Ren Wen Noodle Factory, a brand new restaurant that opened just two weeks ago at 7 Great Neck Rd., aims to connect a community of like-minded people who share the same love of noodles. The restaurant hopes to expand an “evolving noodle culture” and to “establish a new standard for quality noodles” by creating new dishes inspired by both local and global food trends.
Owners Ching Sun Wong and Stanley Wong created a restaurant modeled on noodles bringing together people of all ages, races and sexes. Both are principals at Wonton Food Inc., one of the country’s leading wholesale producers of noodles and dumpling wrappers, ensuring that ingredients are of highest quality possible.
This attention to detail is seen throughout the restaurant’s modern decor: Wooden tables are covered with candles, soy sauce and bright red hot oil; metal stools provide a contemporary ambiance to the brightly lit dining room; menus are displayed on small televisions that are situated above the spacious counter; and an open kitchen filled with state-of-the-art equipment. The defining feature of this restaurant is a gorgeous mural depicting people of all ages and races indulging in piping hot bowls of noodles, a testament to the premise this eatery was founded on. Although orders are placed at the counters, waiters bring food over to the tables—and the service is fantastic; everyone was smiling and accommodating.
The menu features a variety of creative takes on traditional Asian delicacies. Appetizers ($4 to $7) range from pickled vegetables to sticky ribs prepared with spicy Gochujang pepper sauce with house-made kimchi to tiger prawn dumplings.
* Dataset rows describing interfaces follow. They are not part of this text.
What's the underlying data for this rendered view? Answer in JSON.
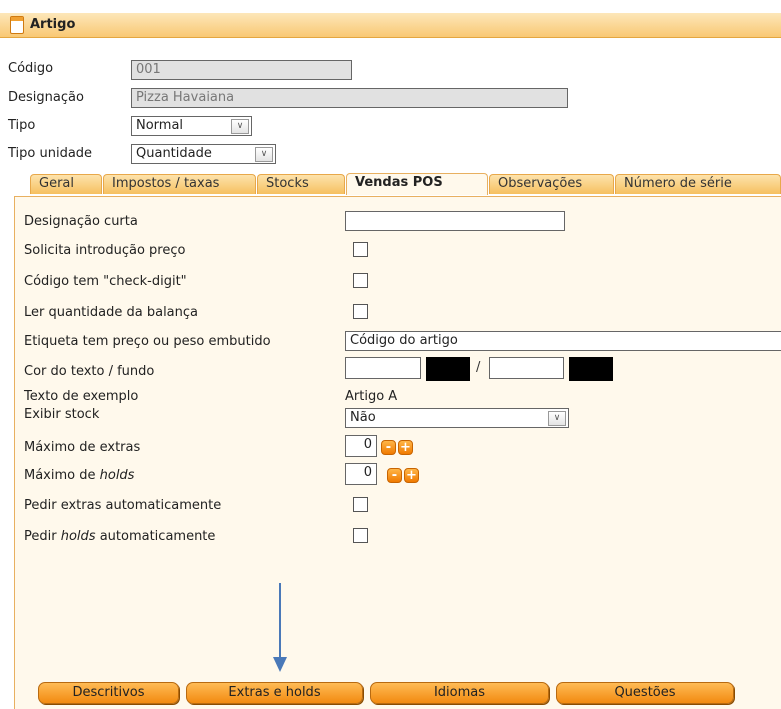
{
  "header": {
    "title": "Artigo"
  },
  "form": {
    "codigo": {
      "label": "Código",
      "value": "001"
    },
    "designacao": {
      "label": "Designação",
      "value": "Pizza Havaiana"
    },
    "tipo": {
      "label": "Tipo",
      "value": "Normal"
    },
    "tipo_unidade": {
      "label": "Tipo unidade",
      "value": "Quantidade"
    }
  },
  "tabs": [
    {
      "label": "Geral",
      "active": false
    },
    {
      "label": "Impostos / taxas",
      "active": false
    },
    {
      "label": "Stocks",
      "active": false
    },
    {
      "label": "Vendas POS",
      "active": true
    },
    {
      "label": "Observações",
      "active": false
    },
    {
      "label": "Número de série",
      "active": false
    }
  ],
  "vendas_pos": {
    "designacao_curta": {
      "label": "Designação curta",
      "value": ""
    },
    "solicita_preco": {
      "label": "Solicita introdução preço",
      "checked": false
    },
    "check_digit": {
      "label": "Código tem \"check-digit\"",
      "checked": false
    },
    "ler_balanca": {
      "label": "Ler quantidade da balança",
      "checked": false
    },
    "etiqueta": {
      "label": "Etiqueta tem preço ou peso embutido",
      "value": "Código do artigo"
    },
    "cor": {
      "label": "Cor do texto / fundo",
      "separator": "/",
      "text_color": "#000000",
      "bg_color": "#000000"
    },
    "texto_exemplo": {
      "label": "Texto de exemplo",
      "value": "Artigo A"
    },
    "exibir_stock": {
      "label": "Exibir stock",
      "value": "Não"
    },
    "max_extras": {
      "label": "Máximo de extras",
      "value": "0"
    },
    "max_holds": {
      "label_prefix": "Máximo de ",
      "label_em": "holds",
      "value": "0"
    },
    "pedir_extras": {
      "label": "Pedir extras automaticamente",
      "checked": false
    },
    "pedir_holds": {
      "label_prefix": "Pedir ",
      "label_em": "holds",
      "label_suffix": " automaticamente",
      "checked": false
    },
    "stepper_minus": "-",
    "stepper_plus": "+"
  },
  "buttons": {
    "descritivos": "Descritivos",
    "extras_holds": "Extras e holds",
    "idiomas": "Idiomas",
    "questoes": "Questões"
  },
  "colors": {
    "accent": "#f28a10",
    "panel": "#fff9ec",
    "arrow": "#4a79b8"
  }
}
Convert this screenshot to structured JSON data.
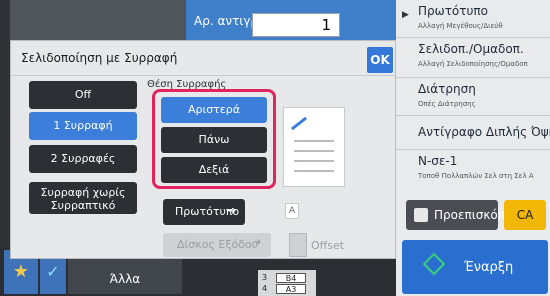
{
  "header": {
    "copies_label": "Αρ. αντιγράφων",
    "copies_value": "1"
  },
  "right_panel": {
    "items": [
      {
        "title": "Πρωτότυπο",
        "subtitle": "Αλλαγή Μεγέθους/Διεύθ"
      },
      {
        "title": "Σελιδοπ./Ομαδοπ.",
        "subtitle": "Αλλαγή Σελιδοποίησης/Ομαδοπ"
      },
      {
        "title": "Διάτρηση",
        "subtitle": "Οπές Διάτρησης"
      },
      {
        "title": "Αντίγραφο Διπλής Όψης",
        "subtitle": ""
      },
      {
        "title": "N-σε-1",
        "subtitle": "Τοποθ Πολλαπλών Σελ στη Σελ Α"
      }
    ],
    "preview_label": "Προεπισκόπ",
    "ca_label": "CA",
    "start_label": "Έναρξη"
  },
  "bottom_bar": {
    "other_label": "Άλλα",
    "paper": [
      {
        "num": "3",
        "size": "B4"
      },
      {
        "num": "4",
        "size": "A3"
      }
    ]
  },
  "dialog": {
    "title": "Σελιδοποίηση με Συρραφή",
    "ok_label": "OK",
    "staple_options": [
      {
        "label": "Off",
        "selected": false
      },
      {
        "label": "1 Συρραφή",
        "selected": true
      },
      {
        "label": "2 Συρραφές",
        "selected": false
      },
      {
        "label": "Συρραφή χωρίς Συρραπτικό",
        "selected": false
      }
    ],
    "position_section_label": "Θέση Συρραφής",
    "positions": [
      {
        "label": "Αριστερά",
        "selected": true
      },
      {
        "label": "Πάνω",
        "selected": false
      },
      {
        "label": "Δεξιά",
        "selected": false
      }
    ],
    "original_label": "Πρωτότυπο",
    "original_badge": "A",
    "output_tray_label": "Δίσκος Εξόδου",
    "offset_label": "Offset"
  },
  "colors": {
    "accent_blue": "#3b7fdb",
    "highlight_red": "#e0245e",
    "ca_yellow": "#f2b705",
    "start_blue": "#2a6fd0"
  }
}
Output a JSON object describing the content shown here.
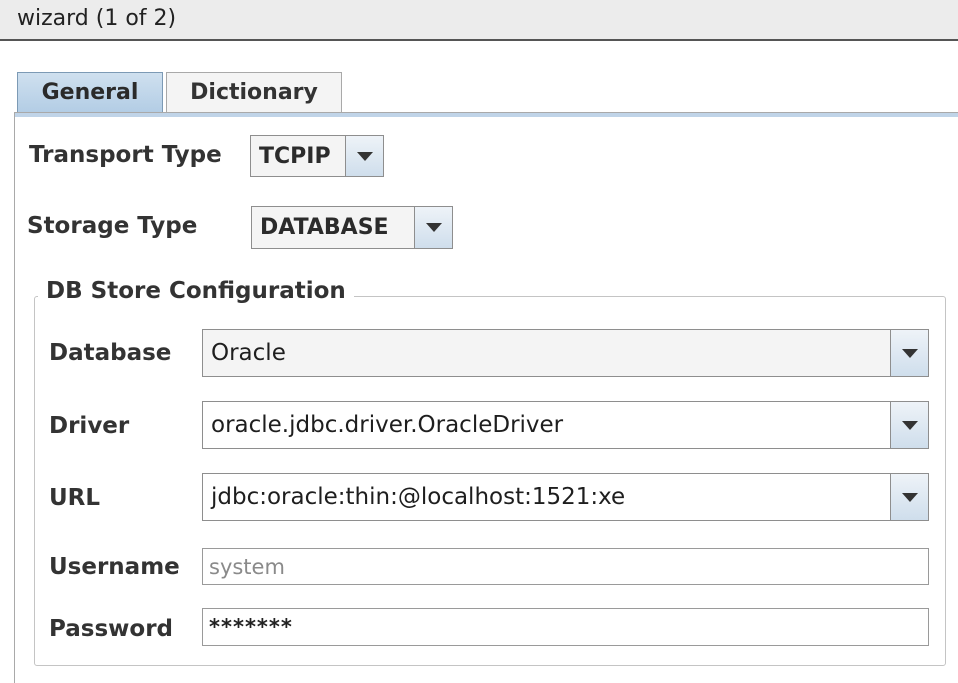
{
  "window": {
    "title": "wizard (1 of 2)"
  },
  "tabs": [
    {
      "label": "General",
      "selected": true
    },
    {
      "label": "Dictionary",
      "selected": false
    }
  ],
  "general": {
    "transport_type": {
      "label": "Transport Type",
      "value": "TCPIP"
    },
    "storage_type": {
      "label": "Storage Type",
      "value": "DATABASE"
    }
  },
  "db_store": {
    "legend": "DB Store Configuration",
    "database": {
      "label": "Database",
      "value": "Oracle"
    },
    "driver": {
      "label": "Driver",
      "value": "oracle.jdbc.driver.OracleDriver"
    },
    "url": {
      "label": "URL",
      "value": "jdbc:oracle:thin:@localhost:1521:xe"
    },
    "username": {
      "label": "Username",
      "value": "system"
    },
    "password": {
      "label": "Password",
      "value": "*******"
    }
  },
  "icons": {
    "dropdown": "chevron-down-icon"
  },
  "colors": {
    "tab_selected": "#b3cde5",
    "header_bg": "#ececec",
    "combo_button": "#cfdeec"
  }
}
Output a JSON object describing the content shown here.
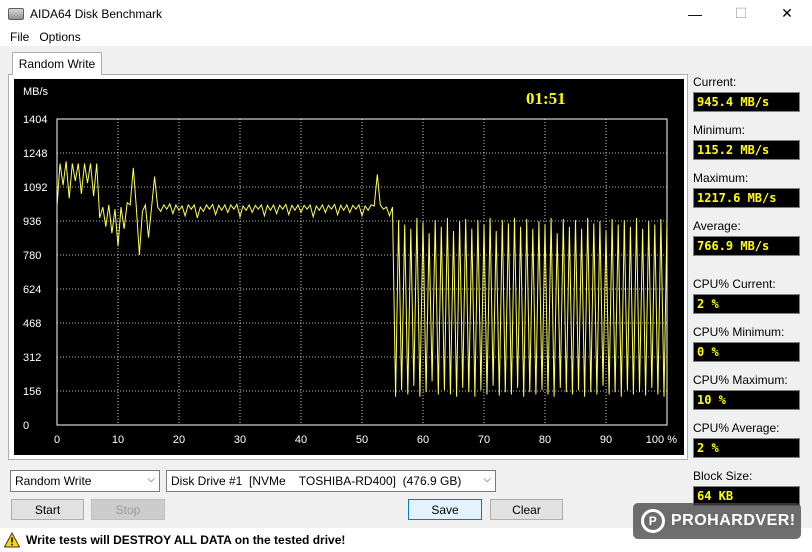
{
  "window": {
    "title": "AIDA64 Disk Benchmark",
    "minimize_icon": "minimize-icon",
    "maximize_icon": "maximize-icon",
    "close_icon": "close-icon"
  },
  "menu": {
    "items": [
      "File",
      "Options"
    ]
  },
  "tab": {
    "label": "Random Write"
  },
  "stats": {
    "current_label": "Current:",
    "current_value": "945.4 MB/s",
    "minimum_label": "Minimum:",
    "minimum_value": "115.2 MB/s",
    "maximum_label": "Maximum:",
    "maximum_value": "1217.6 MB/s",
    "average_label": "Average:",
    "average_value": "766.9 MB/s",
    "cpu_current_label": "CPU% Current:",
    "cpu_current_value": "2 %",
    "cpu_minimum_label": "CPU% Minimum:",
    "cpu_minimum_value": "0 %",
    "cpu_maximum_label": "CPU% Maximum:",
    "cpu_maximum_value": "10 %",
    "cpu_average_label": "CPU% Average:",
    "cpu_average_value": "2 %",
    "block_size_label": "Block Size:",
    "block_size_value": "64 KB"
  },
  "controls": {
    "test_select": "Random Write",
    "drive_select": "Disk Drive #1  [NVMe    TOSHIBA-RD400]  (476.9 GB)",
    "start_label": "Start",
    "stop_label": "Stop",
    "save_label": "Save",
    "clear_label": "Clear"
  },
  "warning": {
    "text": "Write tests will DESTROY ALL DATA on the tested drive!"
  },
  "watermark": {
    "text": "PROHARDVER!"
  },
  "chart_data": {
    "type": "line",
    "ylabel": "MB/s",
    "elapsed": "01:51",
    "ylim": [
      0,
      1404
    ],
    "xlim": [
      0,
      100
    ],
    "y_ticks": [
      0,
      156,
      312,
      468,
      624,
      780,
      936,
      1092,
      1248,
      1404
    ],
    "x_ticks": [
      "0",
      "10",
      "20",
      "30",
      "40",
      "50",
      "60",
      "70",
      "80",
      "90",
      "100 %"
    ],
    "grid": true,
    "colors": {
      "background": "#000000",
      "grid": "#ffffff",
      "line": "#ffff55",
      "text": "#ffffff",
      "timer": "#ffff00"
    },
    "series": [
      {
        "values": [
          [
            0,
            1000
          ],
          [
            0.5,
            1200
          ],
          [
            1,
            1100
          ],
          [
            1.5,
            1210
          ],
          [
            2,
            1040
          ],
          [
            2.5,
            1200
          ],
          [
            3,
            1120
          ],
          [
            3.5,
            1200
          ],
          [
            4,
            1060
          ],
          [
            4.5,
            1200
          ],
          [
            5,
            1110
          ],
          [
            5.5,
            1200
          ],
          [
            6,
            1050
          ],
          [
            6.5,
            1200
          ],
          [
            7,
            950
          ],
          [
            7.5,
            1000
          ],
          [
            8,
            910
          ],
          [
            8.5,
            1010
          ],
          [
            9,
            880
          ],
          [
            9.5,
            990
          ],
          [
            10,
            820
          ],
          [
            10.5,
            1000
          ],
          [
            11,
            900
          ],
          [
            11.5,
            1020
          ],
          [
            12,
            1010
          ],
          [
            12.5,
            1180
          ],
          [
            13,
            1000
          ],
          [
            13.5,
            780
          ],
          [
            14,
            980
          ],
          [
            14.5,
            1010
          ],
          [
            15,
            860
          ],
          [
            15.5,
            1000
          ],
          [
            16,
            1140
          ],
          [
            16.5,
            1000
          ],
          [
            17,
            980
          ],
          [
            17.5,
            1010
          ],
          [
            18,
            990
          ],
          [
            18.5,
            1015
          ],
          [
            19,
            970
          ],
          [
            19.5,
            1010
          ],
          [
            20,
            985
          ],
          [
            20.5,
            1005
          ],
          [
            21,
            960
          ],
          [
            21.5,
            1010
          ],
          [
            22,
            990
          ],
          [
            22.5,
            1010
          ],
          [
            23,
            950
          ],
          [
            23.5,
            1000
          ],
          [
            24,
            980
          ],
          [
            24.5,
            1010
          ],
          [
            25,
            990
          ],
          [
            25.5,
            1012
          ],
          [
            26,
            965
          ],
          [
            26.5,
            1008
          ],
          [
            27,
            985
          ],
          [
            27.5,
            1010
          ],
          [
            28,
            975
          ],
          [
            28.5,
            1010
          ],
          [
            29,
            990
          ],
          [
            29.5,
            1012
          ],
          [
            30,
            955
          ],
          [
            30.5,
            1005
          ],
          [
            31,
            985
          ],
          [
            31.5,
            1010
          ],
          [
            32,
            975
          ],
          [
            32.5,
            1008
          ],
          [
            33,
            990
          ],
          [
            33.5,
            1010
          ],
          [
            34,
            960
          ],
          [
            34.5,
            1008
          ],
          [
            35,
            985
          ],
          [
            35.5,
            1010
          ],
          [
            36,
            970
          ],
          [
            36.5,
            1008
          ],
          [
            37,
            990
          ],
          [
            37.5,
            1012
          ],
          [
            38,
            965
          ],
          [
            38.5,
            1008
          ],
          [
            39,
            985
          ],
          [
            39.5,
            1010
          ],
          [
            40,
            975
          ],
          [
            40.5,
            1008
          ],
          [
            41,
            990
          ],
          [
            41.5,
            1010
          ],
          [
            42,
            955
          ],
          [
            42.5,
            1005
          ],
          [
            43,
            985
          ],
          [
            43.5,
            1010
          ],
          [
            44,
            975
          ],
          [
            44.5,
            1008
          ],
          [
            45,
            990
          ],
          [
            45.5,
            1012
          ],
          [
            46,
            965
          ],
          [
            46.5,
            1008
          ],
          [
            47,
            985
          ],
          [
            47.5,
            1010
          ],
          [
            48,
            975
          ],
          [
            48.5,
            1008
          ],
          [
            49,
            990
          ],
          [
            49.5,
            1010
          ],
          [
            50,
            960
          ],
          [
            50.5,
            1005
          ],
          [
            51,
            985
          ],
          [
            51.5,
            1010
          ],
          [
            52,
            1005
          ],
          [
            52.5,
            1150
          ],
          [
            53,
            1010
          ],
          [
            53.5,
            990
          ],
          [
            54,
            1000
          ],
          [
            54.5,
            960
          ],
          [
            55,
            1000
          ],
          [
            55.5,
            130
          ],
          [
            56,
            940
          ],
          [
            56.5,
            160
          ],
          [
            57,
            920
          ],
          [
            57.5,
            140
          ],
          [
            58,
            900
          ],
          [
            58.5,
            180
          ],
          [
            59,
            950
          ],
          [
            59.5,
            130
          ],
          [
            60,
            930
          ],
          [
            60.5,
            150
          ],
          [
            61,
            880
          ],
          [
            61.5,
            200
          ],
          [
            62,
            940
          ],
          [
            62.5,
            140
          ],
          [
            63,
            910
          ],
          [
            63.5,
            160
          ],
          [
            64,
            950
          ],
          [
            64.5,
            140
          ],
          [
            65,
            890
          ],
          [
            65.5,
            130
          ],
          [
            66,
            935
          ],
          [
            66.5,
            170
          ],
          [
            67,
            945
          ],
          [
            67.5,
            150
          ],
          [
            68,
            900
          ],
          [
            68.5,
            130
          ],
          [
            69,
            940
          ],
          [
            69.5,
            160
          ],
          [
            70,
            920
          ],
          [
            70.5,
            140
          ],
          [
            71,
            950
          ],
          [
            71.5,
            180
          ],
          [
            72,
            890
          ],
          [
            72.5,
            135
          ],
          [
            73,
            940
          ],
          [
            73.5,
            150
          ],
          [
            74,
            925
          ],
          [
            74.5,
            140
          ],
          [
            75,
            950
          ],
          [
            75.5,
            170
          ],
          [
            76,
            910
          ],
          [
            76.5,
            130
          ],
          [
            77,
            945
          ],
          [
            77.5,
            150
          ],
          [
            78,
            900
          ],
          [
            78.5,
            140
          ],
          [
            79,
            935
          ],
          [
            79.5,
            160
          ],
          [
            80,
            920
          ],
          [
            80.5,
            140
          ],
          [
            81,
            950
          ],
          [
            81.5,
            130
          ],
          [
            82,
            880
          ],
          [
            82.5,
            170
          ],
          [
            83,
            945
          ],
          [
            83.5,
            150
          ],
          [
            84,
            910
          ],
          [
            84.5,
            140
          ],
          [
            85,
            940
          ],
          [
            85.5,
            160
          ],
          [
            86,
            900
          ],
          [
            86.5,
            130
          ],
          [
            87,
            950
          ],
          [
            87.5,
            150
          ],
          [
            88,
            925
          ],
          [
            88.5,
            140
          ],
          [
            89,
            935
          ],
          [
            89.5,
            180
          ],
          [
            90,
            890
          ],
          [
            90.5,
            140
          ],
          [
            91,
            945
          ],
          [
            91.5,
            150
          ],
          [
            92,
            920
          ],
          [
            92.5,
            130
          ],
          [
            93,
            940
          ],
          [
            93.5,
            160
          ],
          [
            94,
            910
          ],
          [
            94.5,
            140
          ],
          [
            95,
            950
          ],
          [
            95.5,
            150
          ],
          [
            96,
            900
          ],
          [
            96.5,
            135
          ],
          [
            97,
            935
          ],
          [
            97.5,
            170
          ],
          [
            98,
            920
          ],
          [
            98.5,
            140
          ],
          [
            99,
            945
          ],
          [
            99.5,
            130
          ],
          [
            100,
            945
          ]
        ]
      }
    ]
  }
}
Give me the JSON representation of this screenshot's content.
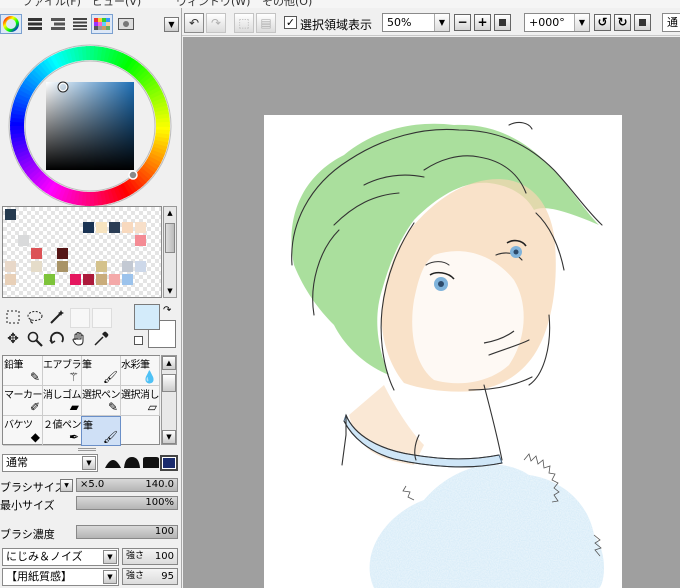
{
  "menu": {
    "items": [
      "ファイル(F)",
      "ビュー(V)",
      "ウィンドウ(W)",
      "その他(O)"
    ]
  },
  "toolbar": {
    "selection_label": "選択領域表示",
    "selection_checked": "✓",
    "zoom_value": "50%",
    "rotation_value": "+000°",
    "blend_partial": "通"
  },
  "color_tabs": [
    "color-wheel",
    "rgb-sliders",
    "hsv-sliders",
    "color-history",
    "swatches",
    "scratchpad"
  ],
  "colors": {
    "foreground": "#d3ebfa",
    "background": "#ffffff",
    "hue_square": "#1e6fb5"
  },
  "swatches": [
    "#253a4f",
    "#1a3353",
    "#f7e4c0",
    "#2b3d55",
    "#f8d9be",
    "#f7dfc9",
    "#f48b94",
    "#d9dadb",
    "#dc5256",
    "#551515",
    "#e8d8c9",
    "#a89366",
    "#c3c9d3",
    "#e5dcc9",
    "#e8d0b8",
    "#d4c28c",
    "#9cc3ec",
    "#7dc33a",
    "#e5175f",
    "#ac1a3b",
    "#c9ac7b",
    "#f4a9a9",
    "#cdd8e9"
  ],
  "brush_tools": [
    {
      "label": "鉛筆",
      "icon": "pencil-icon"
    },
    {
      "label": "エアブラシ",
      "icon": "airbrush-icon"
    },
    {
      "label": "筆",
      "icon": "brush-icon"
    },
    {
      "label": "水彩筆",
      "icon": "watercolor-icon"
    },
    {
      "label": "マーカー",
      "icon": "marker-icon"
    },
    {
      "label": "消しゴム",
      "icon": "eraser-icon"
    },
    {
      "label": "選択ペン",
      "icon": "select-pen-icon"
    },
    {
      "label": "選択消し",
      "icon": "select-erase-icon"
    },
    {
      "label": "バケツ",
      "icon": "bucket-icon"
    },
    {
      "label": "２値ペン",
      "icon": "binary-pen-icon"
    },
    {
      "label": "筆",
      "icon": "brush-icon"
    }
  ],
  "brush_settings": {
    "blend_mode": "通常",
    "size_label": "ブラシサイズ",
    "size_multiplier": "×5.0",
    "size_value": "140.0",
    "min_size_label": "最小サイズ",
    "min_size_value": "100%",
    "density_label": "ブラシ濃度",
    "density_value": "100",
    "texture1": "にじみ＆ノイズ",
    "texture1_strength_label": "強さ",
    "texture1_strength": "100",
    "texture2": "【用紙質感】",
    "texture2_strength_label": "強さ",
    "texture2_strength": "95"
  },
  "art": {
    "hair_color": "#9bd98c",
    "skin_color": "#f6d5b2",
    "collar_color": "#cfe6f7",
    "eye_color": "#7fb3db",
    "fluff_color": "#d6ebf8"
  }
}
The only salad, kale and apple ($7), combines Asian ingredients, like Kimchi apple vinaigrette, with local ingredients, such as heirloom tomato and asparagus. The soups ($12 to $14), reminiscent of ramen, each feature an array of ingredients not typically found together, such as five-spice chicken with spinach, carrots, seared mushroom, onion and corn. Sauce noodle bowls ($9 to $13) consist of different styles of noodles like soba or flat chow fun-esque noodles with accompanying meats and vegetables like minced pork with Vidalia onion and Sichuan peanut.
I tried the Three Little Pigs, a soup bowl with pork belly, pulled pork American BBQ style, braised mushrooms, caramelized onions and roasted corn, all in a golden chicken and pork broth. The soup had a perfect balance of savory from the pork to sweet from the onion and corn to spicy from a bit of hot oil. Ramen noodles were perfectly springy, the pork belly had a nice balance of meat to fat and the pulled pork added an interesting Western element to a Japanese-inspired dish. I also sampled Grand’s short ribs, a noodle bowl with “Grandma’s noodles,” which are similar in shape to chow fun, topped with Chinese celery, cilantro and pickled mushrooms. The noodles, yet again, were stellar, and the beef had a pleasant aromatic taste from the cilantro.
Although Ren Wen places an emphasis on its homemade noodles, the inviting ambiance, friendly staff and creative risks the owners took when crafting the menu highlights how the overall dining experience, not just noodles, unites the community and elevates the traditional approach to Asian cuisine.